Exercise directions:
Without the pictures, give the records again exactly as they appear.

Data extracts:

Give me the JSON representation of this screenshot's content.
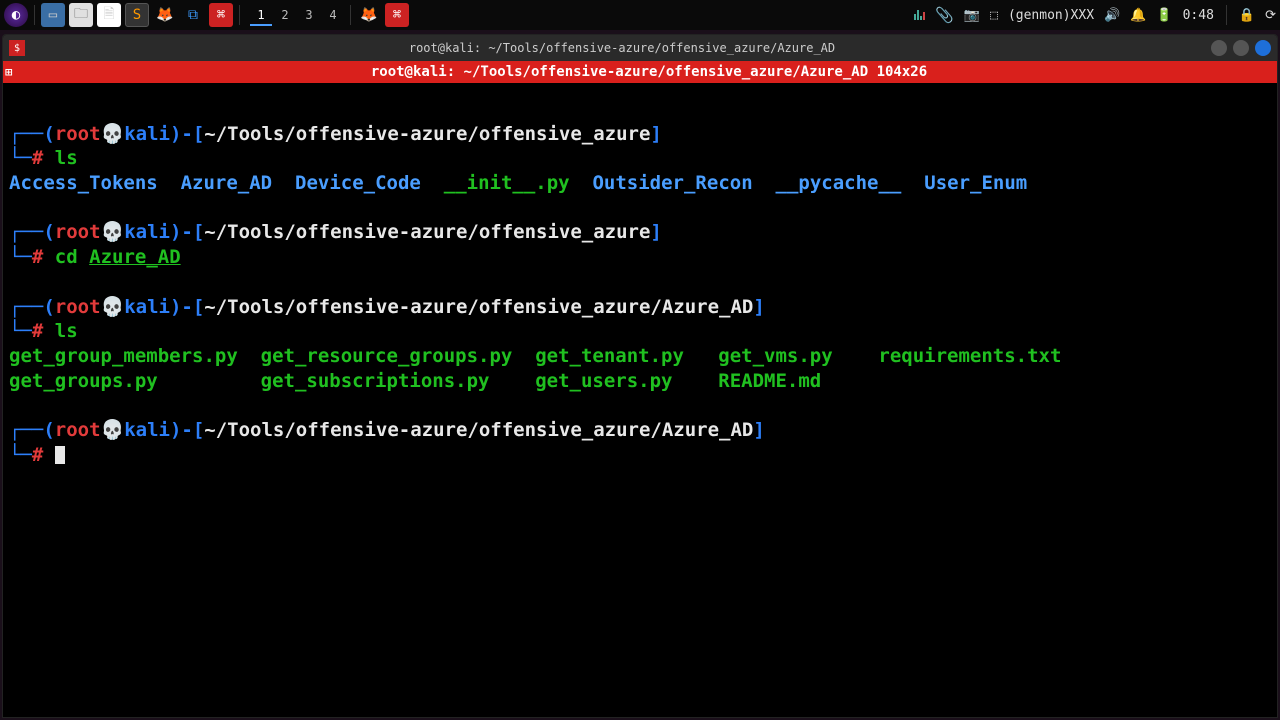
{
  "panel": {
    "workspaces": [
      "1",
      "2",
      "3",
      "4"
    ],
    "active_workspace": 0,
    "tray": {
      "genmon": "(genmon)XXX",
      "clock": "0:48"
    }
  },
  "window": {
    "title": "root@kali: ~/Tools/offensive-azure/offensive_azure/Azure_AD",
    "tmux_title": "root@kali: ~/Tools/offensive-azure/offensive_azure/Azure_AD 104x26"
  },
  "term": {
    "user": "root",
    "skull": "💀",
    "host": "kali",
    "path1": "~/Tools/offensive-azure/offensive_azure",
    "path2": "~/Tools/offensive-azure/offensive_azure/Azure_AD",
    "cmd_ls": "ls",
    "cmd_cd": "cd ",
    "cd_arg": "Azure_AD",
    "ls1": {
      "items": [
        "Access_Tokens",
        "Azure_AD",
        "Device_Code",
        "__init__.py",
        "Outsider_Recon",
        "__pycache__",
        "User_Enum"
      ]
    },
    "ls2_rows": [
      [
        "get_group_members.py",
        "get_resource_groups.py",
        "get_tenant.py",
        "get_vms.py",
        "requirements.txt"
      ],
      [
        "get_groups.py",
        "get_subscriptions.py",
        "get_users.py",
        "README.md",
        ""
      ]
    ]
  }
}
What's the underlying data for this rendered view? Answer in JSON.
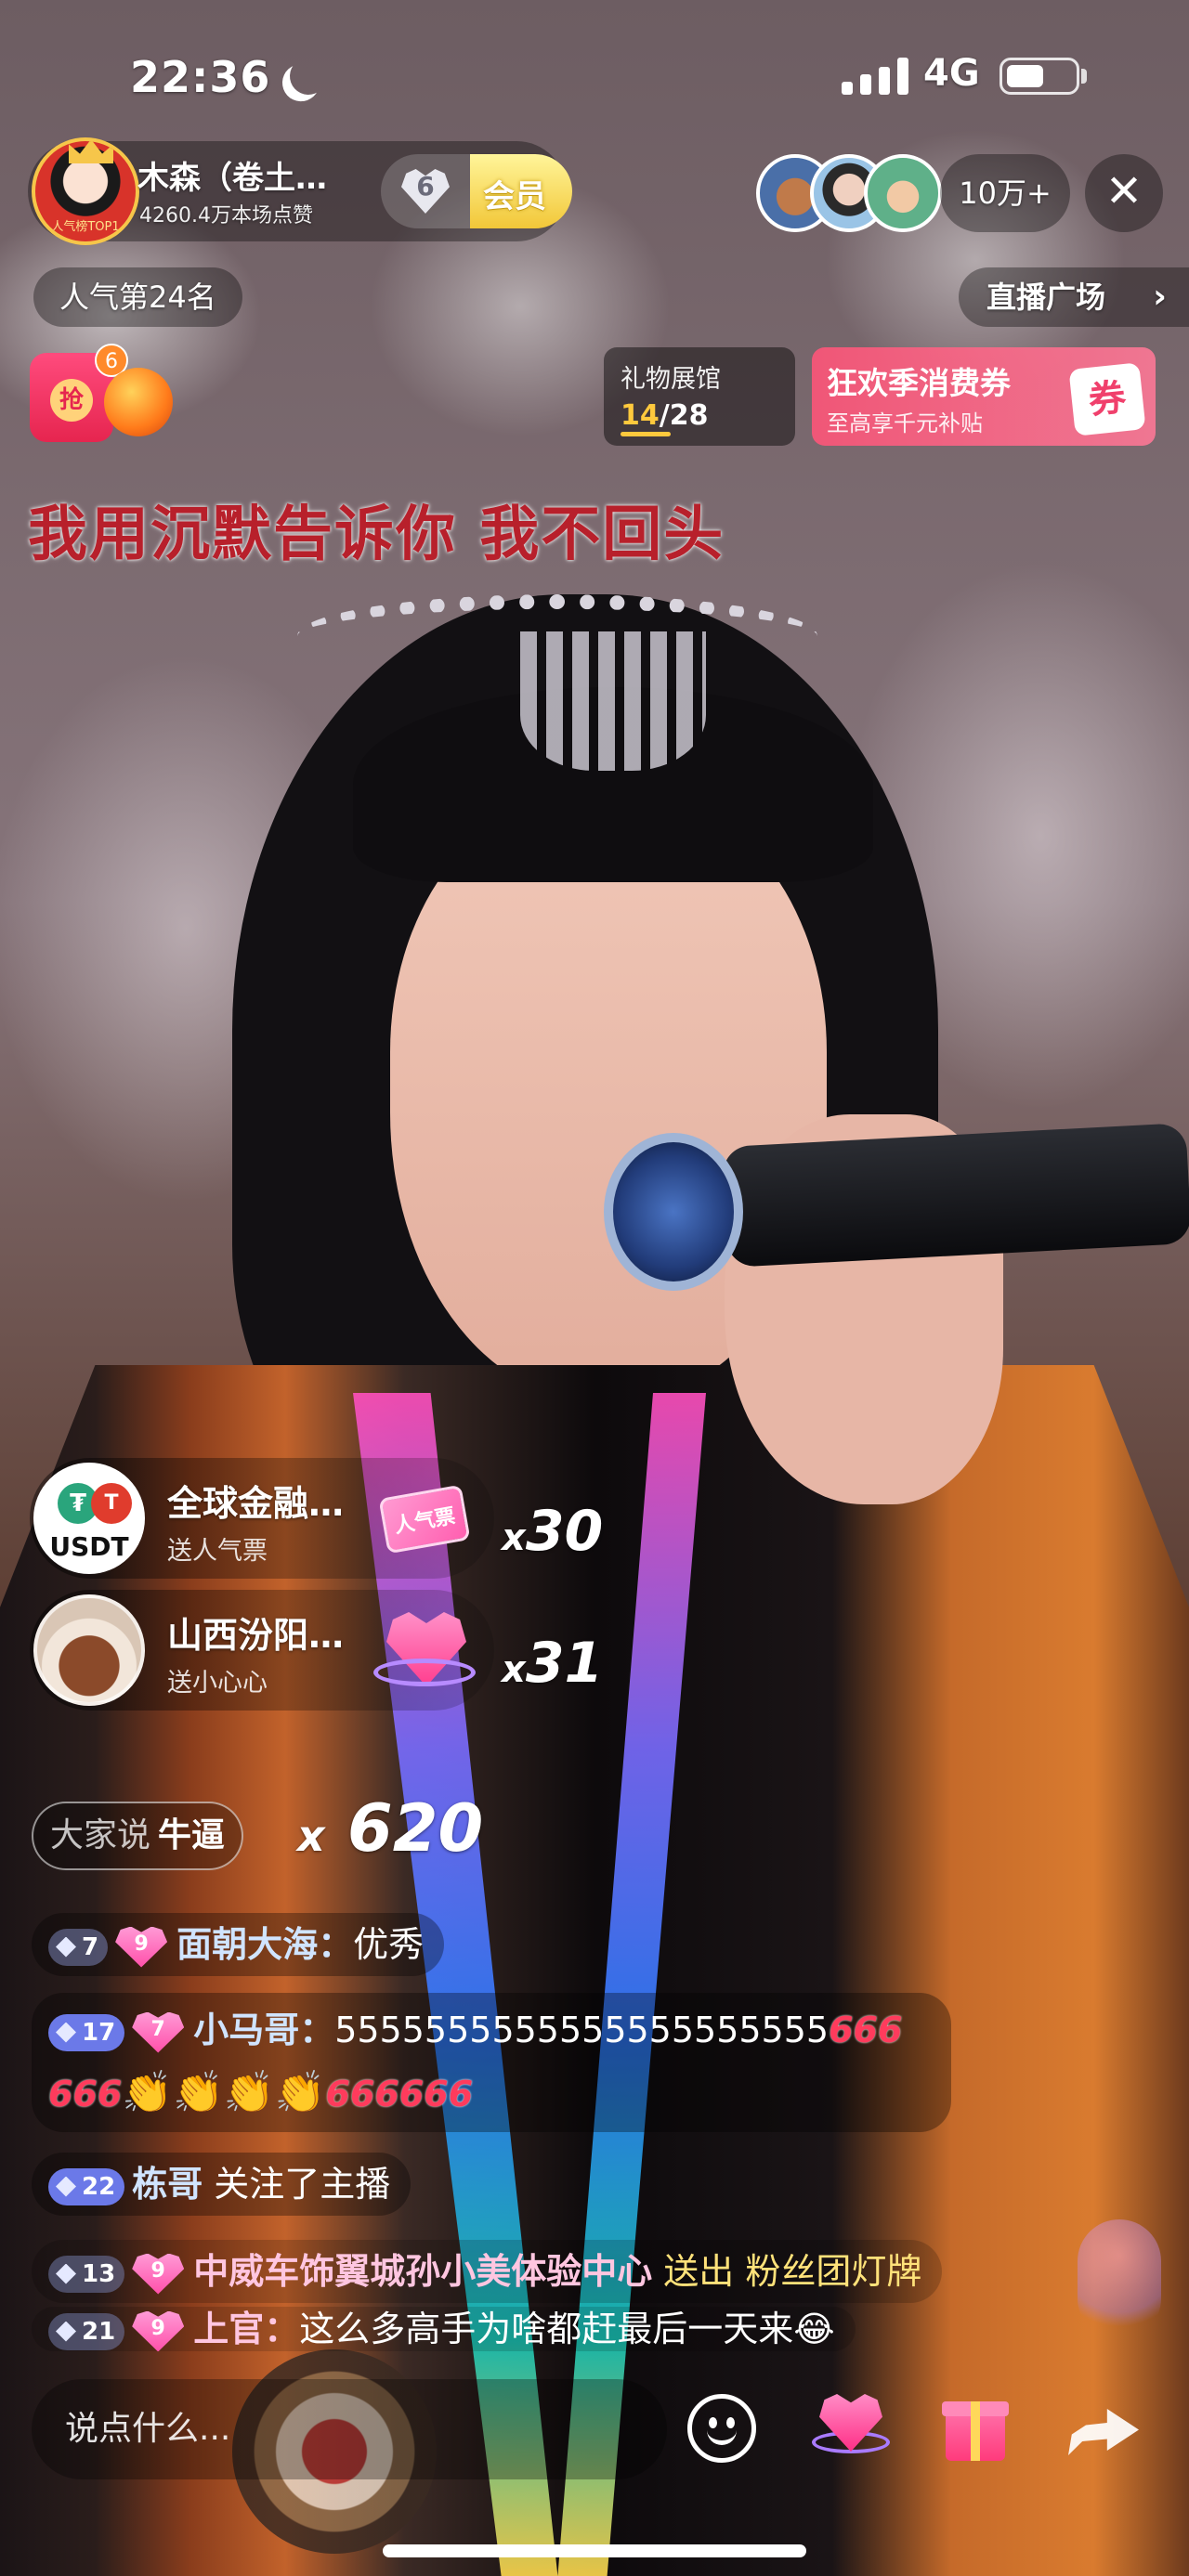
{
  "status_bar": {
    "time": "22:36",
    "network": "4G",
    "battery_level": 0.55
  },
  "host": {
    "name": "木森（卷土…",
    "likes": "4260.4万本场点赞",
    "avatar_label": "人气榜TOP1",
    "fan_level": "6",
    "vip_label": "会员"
  },
  "top_right": {
    "viewer_count": "10万+",
    "close_icon": "close-icon"
  },
  "ranking": {
    "label": "人气第24名"
  },
  "plaza": {
    "label": "直播广场",
    "chevron": "›"
  },
  "red_packet": {
    "count": "6",
    "seal": "抢"
  },
  "gift_gallery": {
    "title": "礼物展馆",
    "current": "14",
    "total": "/28"
  },
  "coupon": {
    "title": "狂欢季消费券",
    "subtitle": "至高享千元补贴",
    "tag": "券"
  },
  "lyric": "我用沉默告诉你  我不回头",
  "gifts": [
    {
      "name": "全球金融…",
      "action": "送人气票",
      "gift_label": "人气票",
      "avatar_label": "USDT",
      "multiplier_x": "x",
      "multiplier": "30"
    },
    {
      "name": "山西汾阳…",
      "action": "送小心心",
      "gift_label": "",
      "multiplier_x": "x",
      "multiplier": "31"
    }
  ],
  "hot_phrase": {
    "lead": "大家说",
    "term": "牛逼",
    "multiplier_x": "x",
    "multiplier": "620"
  },
  "chat": [
    {
      "level": "7",
      "fan_level": "9",
      "user": "面朝大海：",
      "text": "优秀"
    },
    {
      "level": "17",
      "fan_level": "7",
      "user": "小马哥：",
      "text": "5555555555555555555555",
      "emoji_666": "666",
      "clap": "👏"
    },
    {
      "level": "22",
      "user": "栋哥",
      "text": "关注了主播"
    },
    {
      "level": "13",
      "fan_level": "9",
      "user": "中威车饰翼城孙小美体验中心",
      "text_a": "送出",
      "text_b": "粉丝团灯牌"
    },
    {
      "level": "21",
      "fan_level": "9",
      "user": "上官：",
      "text": "这么多高手为啥都赶最后一天来",
      "emoji": "😂"
    }
  ],
  "input": {
    "placeholder": "说点什么..."
  },
  "colors": {
    "accent_pink": "#ff3d8e",
    "gold": "#ffc93d",
    "lyric_red": "#b8202b",
    "coupon_pink": "#fa5578"
  },
  "icons": [
    "moon-icon",
    "signal-icon",
    "battery-icon",
    "close-icon",
    "chevron-right-icon",
    "emoji-icon",
    "heart-icon",
    "gift-icon",
    "share-icon"
  ]
}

Solved exercise:
Give me the JSON representation of this screenshot's content.
{
  "panel": {
    "workspaces": [
      "1",
      "2",
      "3",
      "4"
    ],
    "active_workspace": 0,
    "tray": {
      "genmon": "(genmon)XXX",
      "clock": "0:48"
    }
  },
  "window": {
    "title": "root@kali: ~/Tools/offensive-azure/offensive_azure/Azure_AD",
    "tmux_title": "root@kali: ~/Tools/offensive-azure/offensive_azure/Azure_AD 104x26"
  },
  "term": {
    "user": "root",
    "skull": "💀",
    "host": "kali",
    "path1": "~/Tools/offensive-azure/offensive_azure",
    "path2": "~/Tools/offensive-azure/offensive_azure/Azure_AD",
    "cmd_ls": "ls",
    "cmd_cd": "cd ",
    "cd_arg": "Azure_AD",
    "ls1": {
      "items": [
        "Access_Tokens",
        "Azure_AD",
        "Device_Code",
        "__init__.py",
        "Outsider_Recon",
        "__pycache__",
        "User_Enum"
      ]
    },
    "ls2_rows": [
      [
        "get_group_members.py",
        "get_resource_groups.py",
        "get_tenant.py",
        "get_vms.py",
        "requirements.txt"
      ],
      [
        "get_groups.py",
        "get_subscriptions.py",
        "get_users.py",
        "README.md",
        ""
      ]
    ]
  }
}
What's the underlying data for this rendered view? Answer in JSON.
{
  "status_bar": {
    "time": "22:36",
    "network": "4G",
    "battery_level": 0.55
  },
  "host": {
    "name": "木森（卷土…",
    "likes": "4260.4万本场点赞",
    "avatar_label": "人气榜TOP1",
    "fan_level": "6",
    "vip_label": "会员"
  },
  "top_right": {
    "viewer_count": "10万+",
    "close_icon": "close-icon"
  },
  "ranking": {
    "label": "人气第24名"
  },
  "plaza": {
    "label": "直播广场",
    "chevron": "›"
  },
  "red_packet": {
    "count": "6",
    "seal": "抢"
  },
  "gift_gallery": {
    "title": "礼物展馆",
    "current": "14",
    "total": "/28"
  },
  "coupon": {
    "title": "狂欢季消费券",
    "subtitle": "至高享千元补贴",
    "tag": "券"
  },
  "lyric": "我用沉默告诉你  我不回头",
  "gifts": [
    {
      "name": "全球金融…",
      "action": "送人气票",
      "gift_label": "人气票",
      "avatar_label": "USDT",
      "multiplier_x": "x",
      "multiplier": "30"
    },
    {
      "name": "山西汾阳…",
      "action": "送小心心",
      "gift_label": "",
      "multiplier_x": "x",
      "multiplier": "31"
    }
  ],
  "hot_phrase": {
    "lead": "大家说",
    "term": "牛逼",
    "multiplier_x": "x",
    "multiplier": "620"
  },
  "chat": [
    {
      "level": "7",
      "fan_level": "9",
      "user": "面朝大海：",
      "text": "优秀"
    },
    {
      "level": "17",
      "fan_level": "7",
      "user": "小马哥：",
      "text": "5555555555555555555555",
      "emoji_666": "666",
      "clap": "👏"
    },
    {
      "level": "22",
      "user": "栋哥",
      "text": "关注了主播"
    },
    {
      "level": "13",
      "fan_level": "9",
      "user": "中威车饰翼城孙小美体验中心",
      "text_a": "送出",
      "text_b": "粉丝团灯牌"
    },
    {
      "level": "21",
      "fan_level": "9",
      "user": "上官：",
      "text": "这么多高手为啥都赶最后一天来",
      "emoji": "😂"
    }
  ],
  "input": {
    "placeholder": "说点什么..."
  },
  "colors": {
    "accent_pink": "#ff3d8e",
    "gold": "#ffc93d",
    "lyric_red": "#b8202b",
    "coupon_pink": "#fa5578"
  },
  "icons": [
    "moon-icon",
    "signal-icon",
    "battery-icon",
    "close-icon",
    "chevron-right-icon",
    "emoji-icon",
    "heart-icon",
    "gift-icon",
    "share-icon"
  ]
}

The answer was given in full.